This is a teaching on the need and value of righteousness in the world. The wrongdoer who lies and is cruel is portrayed as one who does not find cool relief, but rather searing heat signified by the “forest of fire” and the “sun-scorched savannah”. These metaphors for the heat and discomfort are contrasted with the metaphor of leaning against the jeweled water jar which signifies not only relaxation in wealth, but also a coolness or calmness suggested by the image of water.

The verse urges us to practice two of the cardinal virtues of Ifa and Maatian ethics: truth and justice. And it assures us that the righteous who practice these will be favored by the Divine. The verse also encourages us to “be kind and not do (or be) evil”. This joining of kindness, another cardinal virtue, to truthfulness and justice is key to the care and responsibility we must feel and exercise toward one another. For both truth and justice can be harsh, even insensitive in their application. But it is with loving kindness that they are balanced and serve their essential function of bringing and supporting good in the world. And it is through kindness that the moral excellence of iwapele, gentle character, is grounded and flourishes.

Finally, Odu 191:1 says: “It is through constantly studying Ifa that we come to understand Ifa. It is through missing the way that we come to know the way. It is the road we have not traveled before that causes us to wander here and there.” This is a teaching on the discipline of learning, learning even from mistakes and the good and value of following various roads, constantly searching here, there and everywhere for the good so that we may learn it, do it, embody it and live it.

Surely, the Odu Ifa is one of the essential ways forward on the upward path of our ancestors.
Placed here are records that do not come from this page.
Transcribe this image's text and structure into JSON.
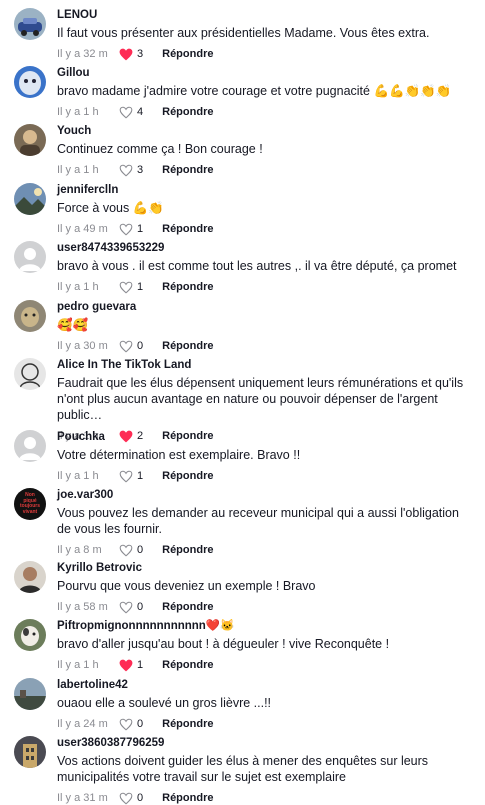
{
  "comments": [
    {
      "user": "LENOU",
      "text": "Il faut vous présenter aux présidentielles Madame. Vous êtes extra.",
      "time": "Il y a 32 m",
      "likes": "3",
      "liked": true,
      "reply": "Répondre",
      "avatar": "avatar-blue-car"
    },
    {
      "user": "Gillou",
      "text": "bravo madame j'admire votre courage et votre pugnacité 💪💪👏👏👏",
      "time": "Il y a 1 h",
      "likes": "4",
      "liked": false,
      "reply": "Répondre",
      "avatar": "avatar-blue-face"
    },
    {
      "user": "Youch",
      "text": "Continuez comme ça ! Bon courage !",
      "time": "Il y a 1 h",
      "likes": "3",
      "liked": false,
      "reply": "Répondre",
      "avatar": "avatar-photo"
    },
    {
      "user": "jenniferclln",
      "text": "Force à vous 💪👏",
      "time": "Il y a 49 m",
      "likes": "1",
      "liked": false,
      "reply": "Répondre",
      "avatar": "avatar-landscape"
    },
    {
      "user": "user8474339653229",
      "text": "bravo à vous . il est comme tout les autres ,. il va être député, ça promet",
      "time": "Il y a 1 h",
      "likes": "1",
      "liked": false,
      "reply": "Répondre",
      "avatar": "avatar-default"
    },
    {
      "user": "pedro guevara",
      "text": "🥰🥰",
      "time": "Il y a 30 m",
      "likes": "0",
      "liked": false,
      "reply": "Répondre",
      "avatar": "avatar-dog"
    },
    {
      "user": "Alice In The TikTok Land",
      "text": "Faudrait que les élus dépensent uniquement leurs rémunérations et qu'ils n'ont plus aucun avantage en nature ou pouvoir dépenser de l'argent public…",
      "time": "Il y a 1 h",
      "likes": "2",
      "liked": true,
      "reply": "Répondre",
      "avatar": "avatar-sketch"
    },
    {
      "user": "Pouchka",
      "text": "Votre détermination est exemplaire. Bravo !!",
      "time": "Il y a 1 h",
      "likes": "1",
      "liked": false,
      "reply": "Répondre",
      "avatar": "avatar-default"
    },
    {
      "user": "joe.var300",
      "text": "Vous pouvez les demander au receveur municipal qui a aussi l'obligation de vous les fournir.",
      "time": "Il y a 8 m",
      "likes": "0",
      "liked": false,
      "reply": "Répondre",
      "avatar": "avatar-black-text",
      "avatar_text": [
        "Non",
        "piqué",
        "toujours",
        "vivant"
      ]
    },
    {
      "user": "Kyrillo Betrovic",
      "text": "Pourvu que vous deveniez un exemple ! Bravo",
      "time": "Il y a 58 m",
      "likes": "0",
      "liked": false,
      "reply": "Répondre",
      "avatar": "avatar-man"
    },
    {
      "user": "Piftropmignonnnnnnnnnnn❤️🐱",
      "text": "bravo d'aller jusqu'au bout ! à dégueuler ! vive Reconquête !",
      "time": "Il y a 1 h",
      "likes": "1",
      "liked": true,
      "reply": "Répondre",
      "avatar": "avatar-dog2"
    },
    {
      "user": "labertoline42",
      "text": "ouaou elle a soulevé un gros lièvre ...!!",
      "time": "Il y a 24 m",
      "likes": "0",
      "liked": false,
      "reply": "Répondre",
      "avatar": "avatar-landscape2"
    },
    {
      "user": "user3860387796259",
      "text": "Vos actions doivent guider les élus à mener des enquêtes sur leurs municipalités votre travail sur le sujet est exemplaire",
      "time": "Il y a 31 m",
      "likes": "0",
      "liked": false,
      "reply": "Répondre",
      "avatar": "avatar-building"
    }
  ],
  "colors": {
    "liked": "#fe2c55",
    "meta": "#8a8b91",
    "text": "#161823"
  }
}
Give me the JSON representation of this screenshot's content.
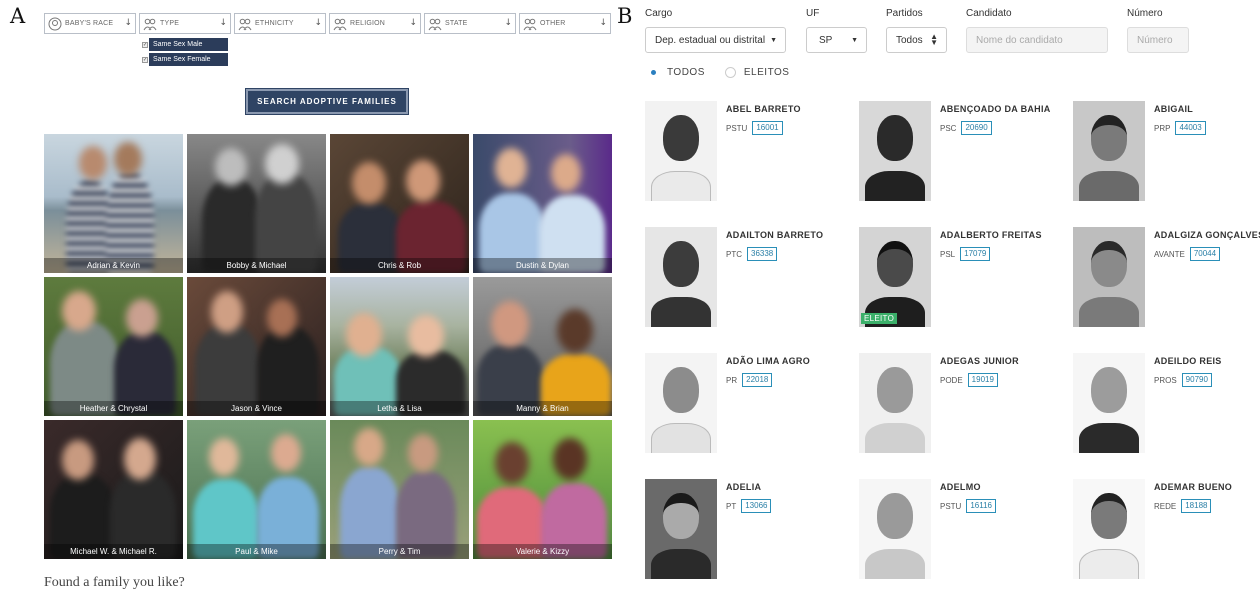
{
  "labels": {
    "a": "A",
    "b": "B"
  },
  "panel_a": {
    "filters": [
      {
        "label": "BABY'S RACE",
        "icon": "baby-icon"
      },
      {
        "label": "TYPE",
        "icon": "people-icon"
      },
      {
        "label": "ETHNICITY",
        "icon": "people-icon"
      },
      {
        "label": "RELIGION",
        "icon": "people-icon"
      },
      {
        "label": "STATE",
        "icon": "people-icon"
      },
      {
        "label": "OTHER",
        "icon": "people-icon"
      }
    ],
    "type_options": [
      "Same Sex Male",
      "Same Sex Female"
    ],
    "search_button": "SEARCH ADOPTIVE FAMILIES",
    "families": [
      "Adrian & Kevin",
      "Bobby & Michael",
      "Chris & Rob",
      "Dustin & Dylan",
      "Heather & Chrystal",
      "Jason & Vince",
      "Letha & Lisa",
      "Manny & Brian",
      "Michael W. & Michael R.",
      "Paul & Mike",
      "Perry & Tim",
      "Valerie & Kizzy"
    ],
    "footer_text": "Found a family you like?"
  },
  "panel_b": {
    "filters": {
      "cargo_label": "Cargo",
      "cargo_value": "Dep. estadual ou distrital",
      "uf_label": "UF",
      "uf_value": "SP",
      "partidos_label": "Partidos",
      "partidos_value": "Todos",
      "candidato_label": "Candidato",
      "candidato_placeholder": "Nome do candidato",
      "numero_label": "Número",
      "numero_placeholder": "Número"
    },
    "radios": {
      "todos": "TODOS",
      "eleitos": "ELEITOS",
      "selected": "todos"
    },
    "elected_badge": "ELEITO",
    "candidates": [
      {
        "name": "ABEL BARRETO",
        "party": "PSTU",
        "number": "16001",
        "elected": false
      },
      {
        "name": "ABENÇOADO DA BAHIA",
        "party": "PSC",
        "number": "20690",
        "elected": false
      },
      {
        "name": "ABIGAIL",
        "party": "PRP",
        "number": "44003",
        "elected": false
      },
      {
        "name": "ADAILTON BARRETO",
        "party": "PTC",
        "number": "36338",
        "elected": false
      },
      {
        "name": "ADALBERTO FREITAS",
        "party": "PSL",
        "number": "17079",
        "elected": true
      },
      {
        "name": "ADALGIZA GONÇALVES",
        "party": "AVANTE",
        "number": "70044",
        "elected": false
      },
      {
        "name": "ADÃO LIMA AGRO",
        "party": "PR",
        "number": "22018",
        "elected": false
      },
      {
        "name": "ADEGAS JUNIOR",
        "party": "PODE",
        "number": "19019",
        "elected": false
      },
      {
        "name": "ADEILDO REIS",
        "party": "PROS",
        "number": "90790",
        "elected": false
      },
      {
        "name": "ADELIA",
        "party": "PT",
        "number": "13066",
        "elected": false
      },
      {
        "name": "ADELMO",
        "party": "PSTU",
        "number": "16116",
        "elected": false
      },
      {
        "name": "ADEMAR BUENO",
        "party": "REDE",
        "number": "18188",
        "elected": false
      }
    ]
  }
}
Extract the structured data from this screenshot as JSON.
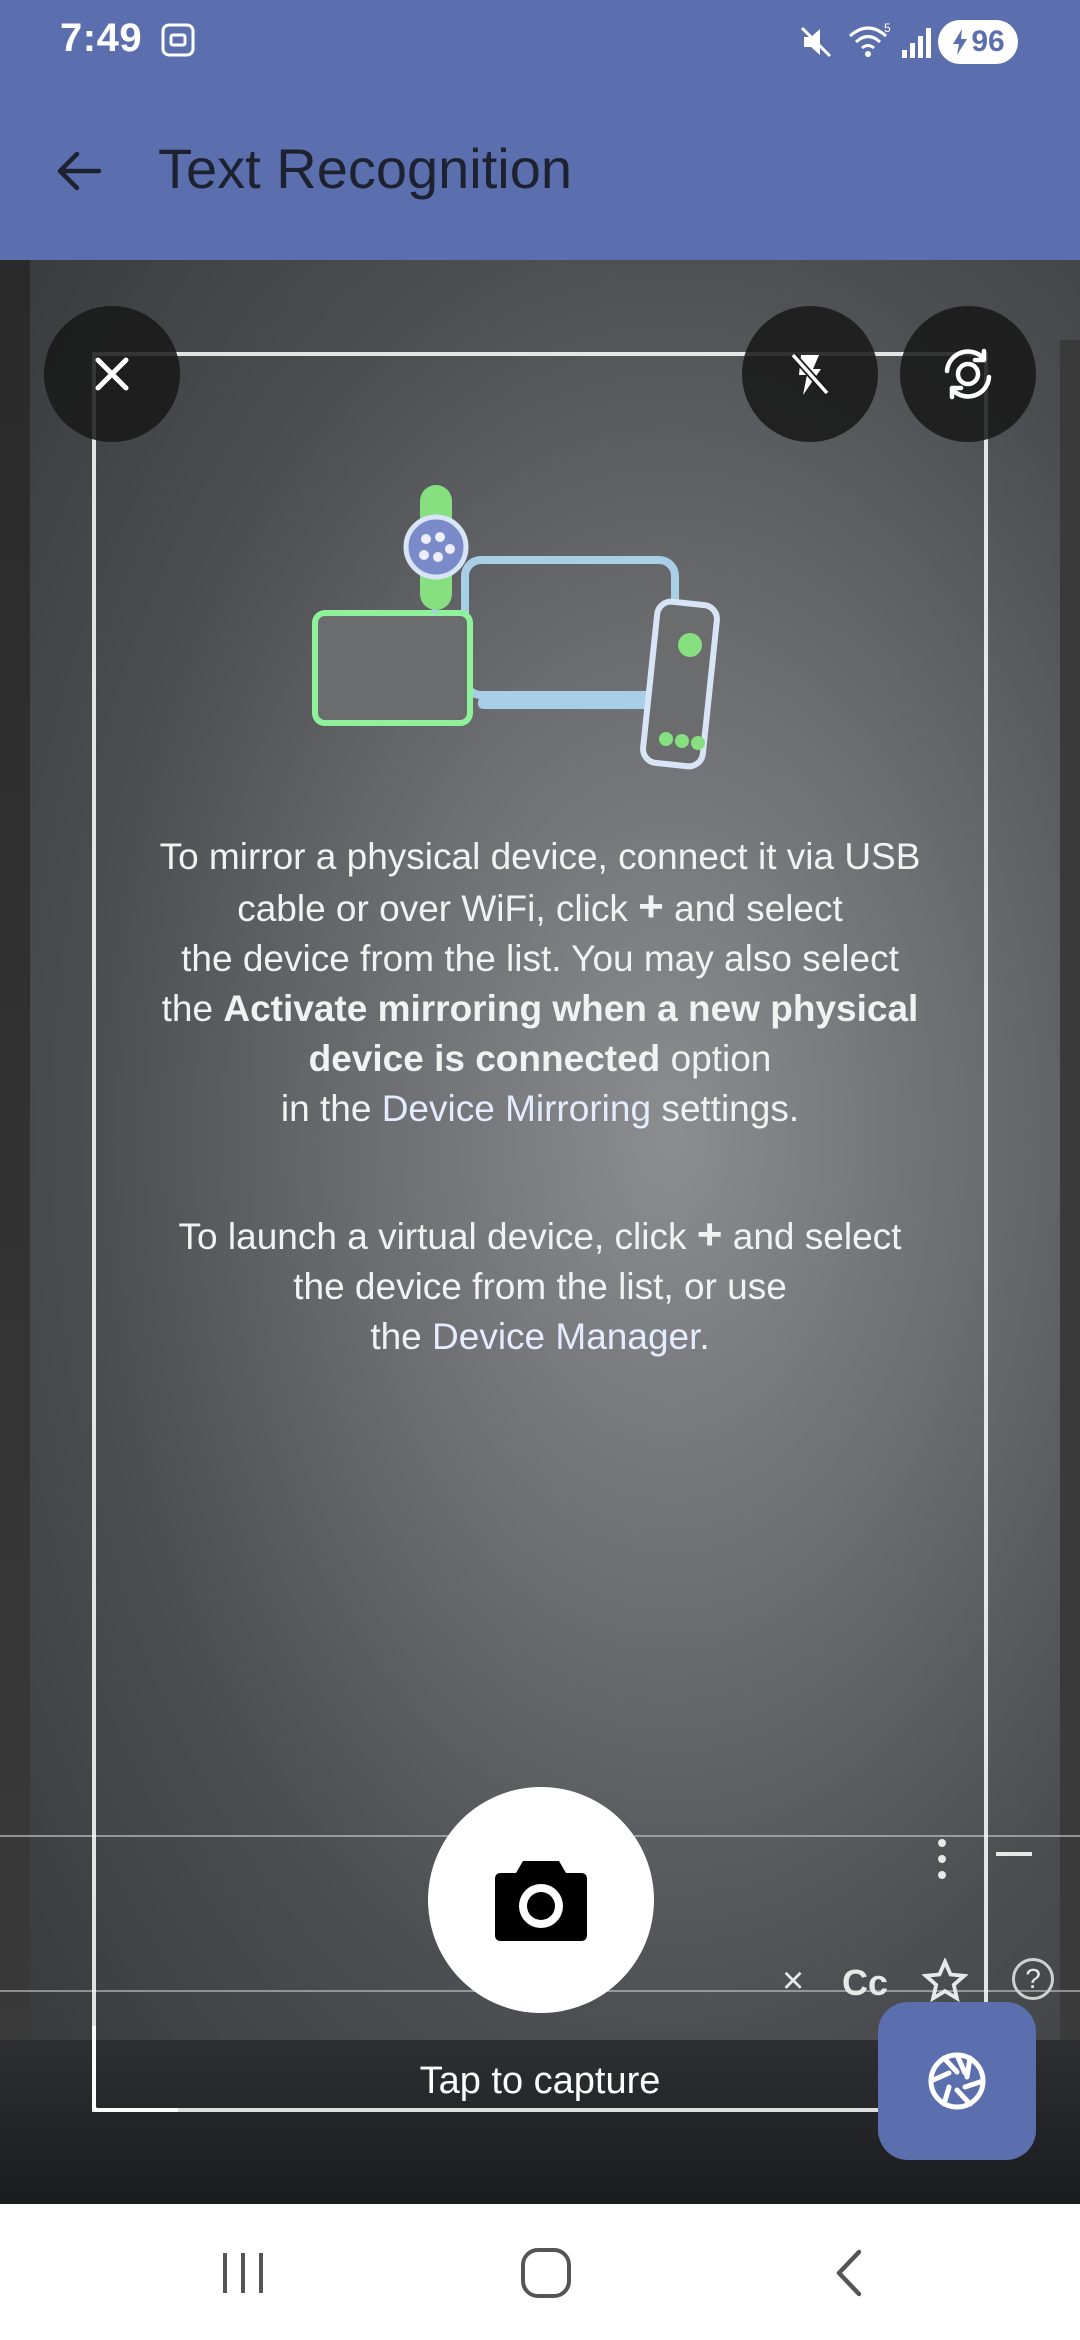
{
  "status_bar": {
    "time": "7:49",
    "battery_level": "96",
    "icons": [
      "screenshot-icon",
      "mute-icon",
      "wifi-icon",
      "signal-icon",
      "battery-charging-icon"
    ]
  },
  "app_bar": {
    "title": "Text Recognition",
    "back_icon": "arrow-left-icon"
  },
  "camera": {
    "controls": {
      "close_icon": "close-icon",
      "flash_icon": "flash-off-icon",
      "switch_camera_icon": "camera-switch-icon"
    },
    "screen_text": {
      "p1_l1": "To mirror a physical device, connect it via USB",
      "p1_l2a": "cable or over WiFi, click",
      "p1_l2b": "and select",
      "p1_l3": "the device from the list. You may also select",
      "p1_l4a": "the",
      "p1_l4b": "Activate mirroring when a new physical",
      "p1_l5a": "device is connected",
      "p1_l5b": "option",
      "p1_l6a": "in the",
      "p1_l6b": "Device Mirroring",
      "p1_l6c": "settings.",
      "p2_l1a": "To launch a virtual device, click",
      "p2_l1b": "and select",
      "p2_l2": "the device from the list, or use",
      "p2_l3a": "the",
      "p2_l3b": "Device Manager",
      "p2_l3c": ".",
      "plus": "+",
      "toolbar_close": "×",
      "toolbar_cc": "Cc",
      "toolbar_help": "?"
    },
    "capture_icon": "camera-icon",
    "capture_label": "Tap to capture",
    "fab_icon": "aperture-icon"
  },
  "nav_bar": {
    "recents_icon": "recents-icon",
    "home_icon": "home-icon",
    "back_icon": "back-chevron-icon"
  },
  "colors": {
    "primary": "#5b6fae",
    "title_text": "#1e2230"
  }
}
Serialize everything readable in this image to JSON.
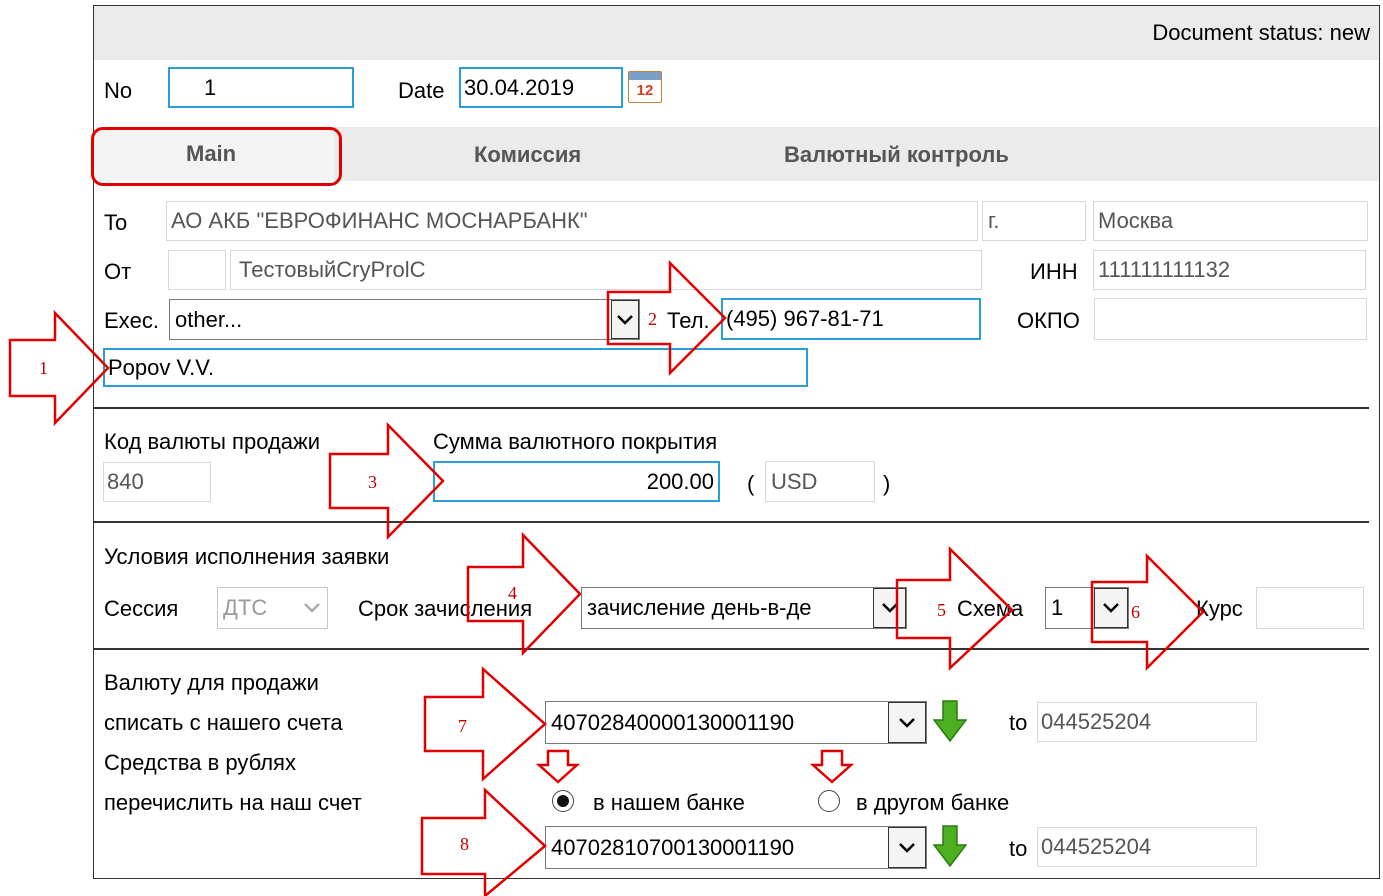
{
  "header": {
    "status_text": "Document status: new"
  },
  "doc": {
    "no_label": "No",
    "no_value": "1",
    "date_label": "Date",
    "date_value": "30.04.2019",
    "calendar_day": "12"
  },
  "tabs": [
    {
      "label": "Main"
    },
    {
      "label": "Комиссия"
    },
    {
      "label": "Валютный контроль"
    }
  ],
  "to": {
    "label": "To",
    "bank": "АО АКБ \"ЕВРОФИНАНС МОСНАРБАНК\"",
    "city_label": "г.",
    "city": "Москва"
  },
  "from": {
    "label": "От",
    "name": "ТестовыйCryProlC",
    "inn_label": "ИНН",
    "inn": "111111111132"
  },
  "exec": {
    "label": "Exec.",
    "value": "other...",
    "tel_label": "Тел.",
    "tel": "(495) 967-81-71",
    "okpo_label": "ОКПО",
    "okpo": "",
    "person": "Popov V.V."
  },
  "currency": {
    "code_label": "Код валюты продажи",
    "code": "840",
    "sum_label": "Сумма валютного покрытия",
    "sum": "200.00",
    "paren_open": "(",
    "cur": "USD",
    "paren_close": ")"
  },
  "conditions": {
    "title": "Условия исполнения заявки",
    "session_label": "Сессия",
    "session": "ДТС",
    "term_label": "Срок зачисления",
    "term": "зачисление день-в-де",
    "scheme_label": "Схема",
    "scheme": "1",
    "rate_label": "Курс",
    "rate": ""
  },
  "accounts": {
    "sell_label1": "Валюту для продажи",
    "sell_label2": "списать с нашего счета",
    "sell_account": "40702840000130001190",
    "sell_to_label": "to",
    "sell_bic": "044525204",
    "rub_label1": "Средства в рублях",
    "rub_label2": "перечислить на наш счет",
    "radio_our": "в нашем банке",
    "radio_other": "в другом банке",
    "selected": "в нашем банке",
    "rub_account": "40702810700130001190",
    "rub_to_label": "to",
    "rub_bic": "044525204"
  },
  "annotations": {
    "n1": "1",
    "n2": "2",
    "n3": "3",
    "n4": "4",
    "n5": "5",
    "n6": "6",
    "n7": "7",
    "n8": "8"
  },
  "colors": {
    "field_border_focus": "#2a9fd6",
    "annotation": "#e00000",
    "download_arrow": "#4caf20"
  }
}
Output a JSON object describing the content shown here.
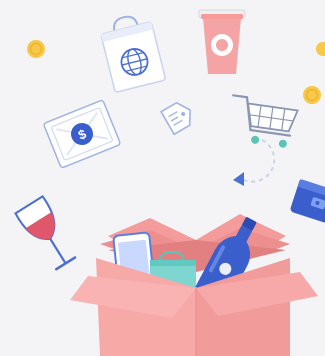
{
  "illustration": {
    "background": "#f4f4f6",
    "icons": [
      "coin-icon",
      "shopping-bag-icon",
      "coffee-cup-icon",
      "banknote-icon",
      "price-tag-icon",
      "shopping-cart-icon",
      "wallet-icon",
      "wine-glass-icon",
      "open-box-icon",
      "phone-icon",
      "wine-bottle-icon"
    ],
    "banknote_symbol": "$",
    "colors": {
      "box_pink": "#f7a9a8",
      "box_dark_pink": "#ee8f8f",
      "outline_blue": "#4a6fd3",
      "coin_yellow": "#f7c948",
      "cup_pink": "#f4a4a4",
      "cart_teal": "#5cc3b8",
      "bottle_blue": "#3a5fcc",
      "wine_red": "#e0566a",
      "bag_teal": "#7ed6d0"
    }
  }
}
And it offers a rich resource and reward to those who, as the Odu Ifa says, “Wake early in the morning, mediate and think deeply about their actions” (245:1). Indeed, the text says, if we seek advice from Odu Ifa, “We will not come up empty-handed” (2:5); and we will be able to “cultivate good character, acquire wisdom (and) be at peace inside and out” (82:1). Or again, “If we listen to the teachings of Ifa, we will last like our ancestors lasted” (23:2), i.e., ethically grounded, spiritually uplifted, and an honored model and eternal guide for bringing and enjoying good in the world.

Dr. Maulana Karenga, Professor and Chair of Africana Studies, California State University-Long Beach; Executive Director, African American Cultural Center (Us); Creator of Kwanzaa; and author of Kwanzaa: A Celebration of Family, Community and Culture and Essays on Struggle: Position and Analysis,;;

Dr. Maulana Karenga

Dr. Maulana Karenga, Professor and Chair of Africana Studies, California State University-Long Beach; Executive Director, African American Cultural Center (Us); Creator of Kwanzaa; and author of Kwanzaa: A Celebration of Family, Community and Culture, The Message and Meaning of Kwanzaa: Bringing Good Into the World and Essays on Struggle: Position and Analysis,;;